Through this innovative feed mill project, researchers from Oceanic Institute-HPU will create feed for animals — including cattle, poultry, and moi — and will incorporate byproducts from local industries such as sugarcane, fisheries, papaya and algae, which otherwise go to waste. Once formulated to meet each animal’s specific nutritional needs, the feed will be tested on a scale relevant to Hawai‘i farmers.

"Currently at our OI-HPU Makapu‘u campus, we have the only pilot-scale research feed mill for tropical and subtropical aquaculture in the US and Pacific-Island region. This partnership with Ulupono Initiative provides an unparalleled opportunity for us to evaluate locally available waste products and transform them into feed ingredients on a commercial scale to support local food production," said Shaun Moss, OI-HPU executive director.
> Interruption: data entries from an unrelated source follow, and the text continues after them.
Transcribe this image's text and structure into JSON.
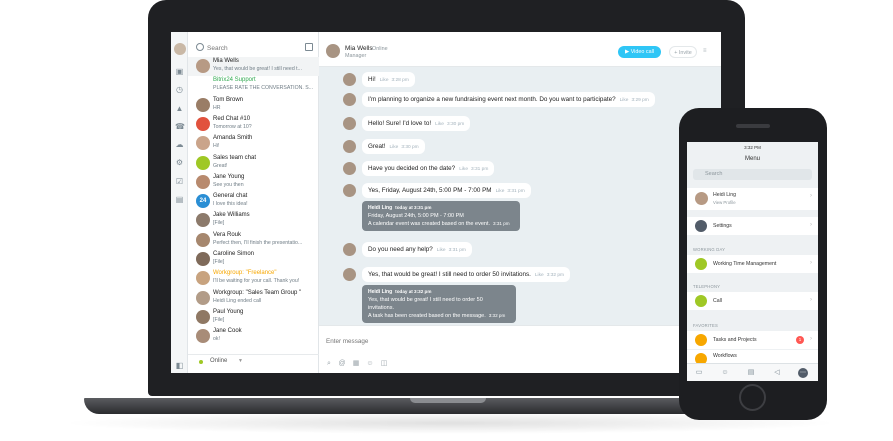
{
  "chat_list": {
    "search_placeholder": "Search",
    "status": "Online",
    "items": [
      {
        "name": "Mia Wells",
        "snippet": "Yes, that would be great! I still need t...",
        "active": true,
        "name_color": "#222222",
        "avatar_color": "#b79a84"
      },
      {
        "name": "Bitrix24 Support",
        "snippet": "PLEASE RATE THE CONVERSATION. S...",
        "name_color": "#2fa84f",
        "avatar_color": ""
      },
      {
        "name": "Tom Brown",
        "snippet": "HR",
        "name_color": "#222222",
        "avatar_color": "#9a7d66"
      },
      {
        "name": "Red Chat #10",
        "snippet": "Tomorrow at 10?",
        "name_color": "#222222",
        "avatar_color": "#e1523d"
      },
      {
        "name": "Amanda Smith",
        "snippet": "Hi!",
        "name_color": "#222222",
        "avatar_color": "#caa48a"
      },
      {
        "name": "Sales team chat",
        "snippet": "Great!",
        "name_color": "#222222",
        "avatar_color": "#9fc825"
      },
      {
        "name": "Jane Young",
        "snippet": "See you then",
        "name_color": "#222222",
        "avatar_color": "#b88a6e"
      },
      {
        "name": "General chat",
        "snippet": "I love this idea!",
        "name_color": "#222222",
        "avatar_color": "#2a8ed4",
        "avatar_text": "24"
      },
      {
        "name": "Jake Williams",
        "snippet": "[File]",
        "name_color": "#222222",
        "avatar_color": "#8c7a6b"
      },
      {
        "name": "Vera Rouk",
        "snippet": "Perfect then, I'll finish the presentatio...",
        "name_color": "#222222",
        "avatar_color": "#a6876e"
      },
      {
        "name": "Caroline Simon",
        "snippet": "[File]",
        "name_color": "#222222",
        "avatar_color": "#7f6a5a"
      },
      {
        "name": "Workgroup: \"Freelance\"",
        "snippet": "I'll be waiting for your call. Thank you!",
        "name_color": "#f7a700",
        "avatar_color": "#c8a37f"
      },
      {
        "name": "Workgroup: \"Sales Team Group \"",
        "snippet": "Heidi Ling ended call",
        "name_color": "#222222",
        "avatar_color": "#b29c88"
      },
      {
        "name": "Paul Young",
        "snippet": "[File]",
        "name_color": "#222222",
        "avatar_color": "#8f7864"
      },
      {
        "name": "Jane Cook",
        "snippet": "ok!",
        "name_color": "#222222",
        "avatar_color": "#a88c78"
      }
    ]
  },
  "chat": {
    "contact_name": "Mia Wells",
    "contact_status": "Online",
    "contact_role": "Manager",
    "video_call_label": "Video call",
    "invite_label": "Invite",
    "composer_placeholder": "Enter message",
    "like_label": "Like",
    "messages": [
      {
        "text": "Hi!",
        "time": "3:28 pm"
      },
      {
        "text": "I'm planning to organize a new fundraising event next month. Do you want to participate?",
        "time": "3:29 pm"
      },
      {
        "text": "Hello! Sure! I'd love to!",
        "time": "3:30 pm"
      },
      {
        "text": "Great!",
        "time": "3:30 pm"
      },
      {
        "text": "Have you decided on the date?",
        "time": "3:31 pm"
      },
      {
        "text": "Yes, Friday, August 24th, 5:00 PM - 7:00 PM",
        "time": "3:31 pm"
      },
      {
        "text": "Do you need any help?",
        "time": "3:31 pm"
      },
      {
        "text": "Yes, that would be great! I still need to order 50 invitations.",
        "time": "3:32 pm"
      }
    ],
    "system_messages": [
      {
        "head": "Heidi Ling",
        "head_time": "today at 3:31 pm",
        "line1": "Friday, August 24th, 5:00 PM - 7:00 PM",
        "line2": "A calendar event was created based on the event.",
        "time": "3:31 pm"
      },
      {
        "head": "Heidi Ling",
        "head_time": "today at 3:32 pm",
        "line1": "Yes, that would be great! I still need to order 50",
        "line2": "invitations.",
        "line3": "A task has been created based on the message.",
        "time": "3:32 pm"
      }
    ]
  },
  "phone": {
    "status_time": "3:32 PM",
    "title": "Menu",
    "search_placeholder": "Search",
    "profile_name": "Heidi Ling",
    "profile_sub": "View Profile",
    "settings_label": "Settings",
    "section_working_day": "WORKING DAY",
    "working_time_label": "Working Time Management",
    "section_telephony": "TELEPHONY",
    "call_label": "Call",
    "section_favorites": "FAVORITES",
    "tasks_label": "Tasks and Projects",
    "tasks_badge": "1",
    "workflows_label": "Workflows"
  },
  "colors": {
    "accent": "#2fc6f6",
    "online": "#9fc825"
  }
}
Ulupono Initiative’s investment funds the installation of the necessary equipment to automate the plant, making it more productive, efficient and economically viable, which, if successful, would catalyze development of commercial feed mills in Hawai‘i. The long-run competitiveness of Hawai‘i-based beef, dairy, poultry, fish, and hogs are dependent on local feed availability.

“Feed represents 70 to 80 percent of the costs of raising an animal, and feed prices have nearly doubled since 2009, forcing many Hawai‘i producers to cease operations,” said Datta. “By investing in this feed mill, which is capable of supporting pre-commercial feed trials, Ulupono seeks to help lower feed costs with a locally produced alternative to imported feed that will improve the financial viability for Hawai‘i’s aquaculture and livestock producers.”

The feed mill is also supported by the USDA, the Hawai‘i State Departments of Agriculture and Land and Natural Resource, and private donors.